of Complex Behaviors through Automatic Construction of Sensory-motor
Hierarchies, from the proceedings of the Eighth International
Workshop (ML91), 1991.
This paper addresses the issue of continual, incremental development of
behaviors in reactive agents. The reactive agents are neural-network
based and use reinforcement learning techniques.
A continually developing system is one that is constantly capable of
extending its repertoire of behaviors. An agent increases its
repertoire of behaviors in order to increase its performance in and
understanding of its environment. Continual development requires
an unlimited growth potential; that is, it requires a system that can
constantly augment current behaviors with new behaviors, perhaps using
the current ones as a foundation for those that come next. It
also requires a process for organizing behaviors in meaningful ways and
a method for assigning credit properly to sequences of behaviors, where
each behavior may itself be an arbitrarily long sequence.
The solution proposed here is hierarchical and bottom up. I
introduce a new kind of neuron (termed a ''bion''), whose
characteristics permit it to be automatically constructed into
sensory-motor hierarchies as determined by experience. The bion
is being developed to resolve the problems of incremental growth,

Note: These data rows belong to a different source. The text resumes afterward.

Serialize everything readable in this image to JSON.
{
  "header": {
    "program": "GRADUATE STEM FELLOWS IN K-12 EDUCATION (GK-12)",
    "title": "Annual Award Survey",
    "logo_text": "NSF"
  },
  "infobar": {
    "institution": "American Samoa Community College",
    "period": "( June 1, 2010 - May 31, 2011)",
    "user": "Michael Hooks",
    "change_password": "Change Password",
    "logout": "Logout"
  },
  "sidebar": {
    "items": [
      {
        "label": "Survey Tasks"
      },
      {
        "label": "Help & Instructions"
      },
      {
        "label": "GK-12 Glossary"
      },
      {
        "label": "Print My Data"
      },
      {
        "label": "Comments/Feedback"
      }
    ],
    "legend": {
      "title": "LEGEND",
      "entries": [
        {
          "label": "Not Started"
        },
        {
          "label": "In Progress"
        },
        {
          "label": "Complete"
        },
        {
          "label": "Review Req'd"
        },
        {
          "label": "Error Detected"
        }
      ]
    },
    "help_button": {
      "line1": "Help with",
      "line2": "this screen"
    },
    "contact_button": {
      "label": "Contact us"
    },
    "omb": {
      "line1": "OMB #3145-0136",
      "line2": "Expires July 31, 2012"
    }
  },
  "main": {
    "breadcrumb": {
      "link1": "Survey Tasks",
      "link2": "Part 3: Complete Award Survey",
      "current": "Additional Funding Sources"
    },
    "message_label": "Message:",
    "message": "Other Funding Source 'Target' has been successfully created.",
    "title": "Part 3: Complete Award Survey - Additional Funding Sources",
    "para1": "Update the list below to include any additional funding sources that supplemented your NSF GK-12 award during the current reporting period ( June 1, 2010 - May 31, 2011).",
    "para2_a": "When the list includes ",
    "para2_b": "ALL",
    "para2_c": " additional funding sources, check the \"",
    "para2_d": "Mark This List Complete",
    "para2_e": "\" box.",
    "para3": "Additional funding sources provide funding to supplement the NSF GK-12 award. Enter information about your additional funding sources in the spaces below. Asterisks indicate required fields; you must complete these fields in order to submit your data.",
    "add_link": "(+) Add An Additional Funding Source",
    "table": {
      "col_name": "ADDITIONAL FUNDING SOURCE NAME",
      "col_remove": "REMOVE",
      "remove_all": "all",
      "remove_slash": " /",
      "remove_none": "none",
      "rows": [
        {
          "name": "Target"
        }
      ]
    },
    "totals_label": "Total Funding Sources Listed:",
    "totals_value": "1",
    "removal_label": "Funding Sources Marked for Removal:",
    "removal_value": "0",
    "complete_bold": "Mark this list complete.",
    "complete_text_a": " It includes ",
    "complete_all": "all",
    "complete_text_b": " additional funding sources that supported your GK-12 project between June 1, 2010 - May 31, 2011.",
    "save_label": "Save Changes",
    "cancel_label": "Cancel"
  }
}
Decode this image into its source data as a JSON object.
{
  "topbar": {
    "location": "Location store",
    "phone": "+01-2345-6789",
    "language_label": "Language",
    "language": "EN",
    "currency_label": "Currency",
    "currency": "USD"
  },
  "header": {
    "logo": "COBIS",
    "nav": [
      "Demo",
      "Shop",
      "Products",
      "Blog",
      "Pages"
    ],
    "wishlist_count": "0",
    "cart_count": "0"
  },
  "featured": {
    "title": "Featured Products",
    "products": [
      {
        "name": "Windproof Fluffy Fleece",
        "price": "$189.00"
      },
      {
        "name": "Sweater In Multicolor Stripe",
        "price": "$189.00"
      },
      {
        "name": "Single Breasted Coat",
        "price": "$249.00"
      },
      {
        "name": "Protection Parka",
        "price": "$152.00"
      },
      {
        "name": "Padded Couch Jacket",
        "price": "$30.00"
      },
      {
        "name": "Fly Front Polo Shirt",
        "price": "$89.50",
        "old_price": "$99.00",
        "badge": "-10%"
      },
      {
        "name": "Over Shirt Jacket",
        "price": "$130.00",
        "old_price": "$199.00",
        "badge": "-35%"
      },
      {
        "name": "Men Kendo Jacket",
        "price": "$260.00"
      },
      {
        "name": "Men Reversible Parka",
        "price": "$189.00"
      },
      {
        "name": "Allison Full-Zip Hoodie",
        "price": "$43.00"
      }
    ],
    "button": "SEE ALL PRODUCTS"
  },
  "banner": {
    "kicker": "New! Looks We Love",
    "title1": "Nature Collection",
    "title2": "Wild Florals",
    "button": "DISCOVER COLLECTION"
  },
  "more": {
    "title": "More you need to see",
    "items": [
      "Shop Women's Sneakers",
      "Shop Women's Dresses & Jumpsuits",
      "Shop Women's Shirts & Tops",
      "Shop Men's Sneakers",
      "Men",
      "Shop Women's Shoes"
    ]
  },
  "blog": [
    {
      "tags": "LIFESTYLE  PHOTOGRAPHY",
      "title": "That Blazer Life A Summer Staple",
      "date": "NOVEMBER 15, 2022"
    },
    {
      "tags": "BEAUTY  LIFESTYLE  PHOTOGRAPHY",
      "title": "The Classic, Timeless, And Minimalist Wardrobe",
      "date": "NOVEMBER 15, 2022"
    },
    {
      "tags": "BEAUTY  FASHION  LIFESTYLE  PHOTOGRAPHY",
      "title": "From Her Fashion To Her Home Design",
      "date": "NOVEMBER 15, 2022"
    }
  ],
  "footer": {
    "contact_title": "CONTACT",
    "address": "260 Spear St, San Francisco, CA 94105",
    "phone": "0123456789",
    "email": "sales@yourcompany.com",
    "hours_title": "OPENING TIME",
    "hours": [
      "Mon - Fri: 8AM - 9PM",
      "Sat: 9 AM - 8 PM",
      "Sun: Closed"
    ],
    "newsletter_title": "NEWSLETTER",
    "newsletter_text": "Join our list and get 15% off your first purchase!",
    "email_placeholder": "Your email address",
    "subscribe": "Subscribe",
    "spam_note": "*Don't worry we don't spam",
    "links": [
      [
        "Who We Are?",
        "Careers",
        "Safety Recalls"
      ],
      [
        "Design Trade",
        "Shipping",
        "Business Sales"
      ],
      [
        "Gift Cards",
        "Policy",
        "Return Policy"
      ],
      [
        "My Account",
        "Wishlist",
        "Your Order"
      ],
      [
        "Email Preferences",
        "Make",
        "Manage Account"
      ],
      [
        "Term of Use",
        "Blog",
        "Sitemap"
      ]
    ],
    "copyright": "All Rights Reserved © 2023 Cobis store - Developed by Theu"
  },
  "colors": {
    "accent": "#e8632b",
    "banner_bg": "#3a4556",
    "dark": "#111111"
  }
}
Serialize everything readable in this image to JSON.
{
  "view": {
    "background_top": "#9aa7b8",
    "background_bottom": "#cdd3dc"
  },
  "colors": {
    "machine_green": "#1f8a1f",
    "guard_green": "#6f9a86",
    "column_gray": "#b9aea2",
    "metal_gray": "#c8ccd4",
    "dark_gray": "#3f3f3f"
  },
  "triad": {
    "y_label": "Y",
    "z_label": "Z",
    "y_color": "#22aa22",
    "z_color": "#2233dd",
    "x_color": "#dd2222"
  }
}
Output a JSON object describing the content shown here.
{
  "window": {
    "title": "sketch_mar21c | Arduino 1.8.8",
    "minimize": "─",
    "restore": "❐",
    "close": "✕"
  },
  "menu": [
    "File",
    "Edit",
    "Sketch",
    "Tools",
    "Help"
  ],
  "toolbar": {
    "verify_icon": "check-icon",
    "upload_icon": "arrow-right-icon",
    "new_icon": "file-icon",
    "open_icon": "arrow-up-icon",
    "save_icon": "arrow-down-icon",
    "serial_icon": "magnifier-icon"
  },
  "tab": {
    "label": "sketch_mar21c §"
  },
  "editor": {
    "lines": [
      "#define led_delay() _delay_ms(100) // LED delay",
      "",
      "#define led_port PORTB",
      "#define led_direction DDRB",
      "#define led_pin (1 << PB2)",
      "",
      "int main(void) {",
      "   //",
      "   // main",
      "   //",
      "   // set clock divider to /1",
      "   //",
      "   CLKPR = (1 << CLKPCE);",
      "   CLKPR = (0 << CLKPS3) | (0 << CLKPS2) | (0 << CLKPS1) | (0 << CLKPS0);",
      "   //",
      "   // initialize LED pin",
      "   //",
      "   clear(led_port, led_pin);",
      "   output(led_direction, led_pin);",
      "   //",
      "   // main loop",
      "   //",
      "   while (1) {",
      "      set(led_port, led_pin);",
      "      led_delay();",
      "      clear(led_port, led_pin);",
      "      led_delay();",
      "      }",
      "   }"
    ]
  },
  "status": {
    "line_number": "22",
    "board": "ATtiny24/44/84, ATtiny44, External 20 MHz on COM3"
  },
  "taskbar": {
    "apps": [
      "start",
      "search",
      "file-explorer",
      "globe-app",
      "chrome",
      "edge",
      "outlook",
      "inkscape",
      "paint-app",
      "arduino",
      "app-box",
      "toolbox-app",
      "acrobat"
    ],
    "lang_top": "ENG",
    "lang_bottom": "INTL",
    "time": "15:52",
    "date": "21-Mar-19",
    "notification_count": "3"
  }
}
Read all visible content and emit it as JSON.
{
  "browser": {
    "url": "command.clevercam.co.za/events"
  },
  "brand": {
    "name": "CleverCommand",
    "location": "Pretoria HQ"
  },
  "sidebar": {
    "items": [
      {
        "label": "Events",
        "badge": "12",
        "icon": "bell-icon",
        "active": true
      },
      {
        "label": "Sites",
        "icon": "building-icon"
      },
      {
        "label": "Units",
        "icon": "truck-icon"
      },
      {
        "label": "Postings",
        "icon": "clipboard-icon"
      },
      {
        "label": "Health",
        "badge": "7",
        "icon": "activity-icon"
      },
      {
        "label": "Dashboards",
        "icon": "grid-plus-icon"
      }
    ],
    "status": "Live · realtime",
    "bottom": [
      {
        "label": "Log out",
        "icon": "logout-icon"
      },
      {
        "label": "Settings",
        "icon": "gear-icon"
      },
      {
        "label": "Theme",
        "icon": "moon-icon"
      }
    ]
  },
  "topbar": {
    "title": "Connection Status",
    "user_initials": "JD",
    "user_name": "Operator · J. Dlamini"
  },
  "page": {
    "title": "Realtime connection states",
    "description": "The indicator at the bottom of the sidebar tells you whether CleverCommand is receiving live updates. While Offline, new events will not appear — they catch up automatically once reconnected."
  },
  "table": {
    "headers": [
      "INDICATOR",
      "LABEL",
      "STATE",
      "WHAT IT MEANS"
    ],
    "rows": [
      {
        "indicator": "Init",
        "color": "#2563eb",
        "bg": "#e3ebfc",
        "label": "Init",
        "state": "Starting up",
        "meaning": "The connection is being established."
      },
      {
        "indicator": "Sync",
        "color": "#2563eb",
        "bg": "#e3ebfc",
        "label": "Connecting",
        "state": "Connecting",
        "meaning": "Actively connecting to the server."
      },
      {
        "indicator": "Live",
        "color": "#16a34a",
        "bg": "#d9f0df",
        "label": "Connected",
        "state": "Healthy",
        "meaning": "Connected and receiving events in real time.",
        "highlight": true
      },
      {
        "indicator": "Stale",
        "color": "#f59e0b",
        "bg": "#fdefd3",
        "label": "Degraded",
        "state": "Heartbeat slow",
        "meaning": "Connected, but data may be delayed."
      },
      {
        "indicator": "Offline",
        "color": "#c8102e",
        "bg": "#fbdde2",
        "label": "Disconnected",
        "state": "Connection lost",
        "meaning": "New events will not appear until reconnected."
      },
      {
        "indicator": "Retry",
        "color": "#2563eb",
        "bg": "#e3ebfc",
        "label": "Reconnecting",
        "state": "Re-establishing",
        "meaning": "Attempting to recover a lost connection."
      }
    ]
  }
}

temporal history limitation, network organization, and credit
assignment among component behaviors.